Accreditation requirements can be another barrier, though it should be pointed out that accreditors are also in a position to enable IPE. In the same way we see health care professionals working in a silo, accrediting agencies that certify educational institutions and programs have also historically worked alone. Standards for accreditation are often so prescriptive that little room is left in the curriculum to explore the roles and language of other professionals. Several studies cite limitations in curricula focused on discipline-specific skills and knowledge as a barrier to IPE. Because curricula are often well defined by professional accreditors, integrating other professions and competencies can be challenging.10,15 If universities and institutions play a primary role in the integration of IPCP into the preparation of students in health care, accreditors may have the biggest opportunity to create impactful IPE. It has been suggested that this would include an intersection of accreditors with overlapping standards.
Accreditors occupy a unique position, working within and across professions and health care delivery settings to promote interprofessional collaboration in education and care. Those who work within individual health professions and those accreditors working in different health care delivery domains should look to cross professional and delivery divides for more integrated approaches to the evaluation and regulation of education and clinical practice.15(p2)
Inconsistent and varying terminologies have been recognized as a barrier to IPCP and IPE. In the authors' experience, we have encountered students across health care professions who claim this to be the most significant barrier to IPCP in the health care setting. And while the terminologies used by each discipline may widely vary, our students state that it is important to begin discussions about these differences in the classroom.

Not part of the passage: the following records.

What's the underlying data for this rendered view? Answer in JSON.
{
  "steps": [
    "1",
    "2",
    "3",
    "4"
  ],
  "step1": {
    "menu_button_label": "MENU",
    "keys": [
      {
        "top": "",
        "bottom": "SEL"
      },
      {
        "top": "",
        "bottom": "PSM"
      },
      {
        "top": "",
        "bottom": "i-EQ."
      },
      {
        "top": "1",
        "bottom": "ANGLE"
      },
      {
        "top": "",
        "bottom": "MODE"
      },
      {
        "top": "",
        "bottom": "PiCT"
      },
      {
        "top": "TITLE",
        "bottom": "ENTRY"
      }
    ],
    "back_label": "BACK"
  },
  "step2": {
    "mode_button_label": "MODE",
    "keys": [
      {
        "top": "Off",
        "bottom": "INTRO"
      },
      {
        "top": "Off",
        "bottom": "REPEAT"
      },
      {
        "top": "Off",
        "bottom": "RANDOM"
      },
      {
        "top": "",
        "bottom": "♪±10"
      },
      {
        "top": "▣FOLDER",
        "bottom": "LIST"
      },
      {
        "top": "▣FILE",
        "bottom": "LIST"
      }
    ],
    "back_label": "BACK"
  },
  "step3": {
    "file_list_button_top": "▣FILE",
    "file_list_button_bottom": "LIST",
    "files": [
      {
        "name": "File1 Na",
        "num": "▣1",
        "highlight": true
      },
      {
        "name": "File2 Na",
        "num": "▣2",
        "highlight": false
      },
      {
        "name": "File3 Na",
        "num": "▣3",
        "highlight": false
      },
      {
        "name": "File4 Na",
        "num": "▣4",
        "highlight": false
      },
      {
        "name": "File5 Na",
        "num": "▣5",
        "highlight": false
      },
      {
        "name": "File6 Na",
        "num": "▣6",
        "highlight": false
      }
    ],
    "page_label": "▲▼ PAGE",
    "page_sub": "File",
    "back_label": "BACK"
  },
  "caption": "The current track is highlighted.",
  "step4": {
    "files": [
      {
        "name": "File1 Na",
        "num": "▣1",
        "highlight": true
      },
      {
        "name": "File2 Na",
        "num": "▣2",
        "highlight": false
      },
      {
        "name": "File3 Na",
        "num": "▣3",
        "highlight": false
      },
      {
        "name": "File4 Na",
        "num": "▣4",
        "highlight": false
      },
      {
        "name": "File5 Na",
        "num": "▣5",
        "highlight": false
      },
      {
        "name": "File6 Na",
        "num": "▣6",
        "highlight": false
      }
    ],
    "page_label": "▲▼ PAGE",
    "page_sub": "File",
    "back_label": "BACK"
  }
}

Separate to this conversation about terminology is the need to understand that the interpretation of IPCP and IPE may vary by discipline. One study found that nurses and physicians in the operating room defined collaboration very differently. Nurses interpreted it to mean influencing team decisions, whereas physicians interpreted it as meaning their directions would be followed by the other disciplines on the team.16
Additional barriers to IPE implementation were noted in a study of nursing and medical students' perceptions of enablers and barriers. Those barriers included varying knowledge levels, low mutual respect between professions, and capacity and legal issues.7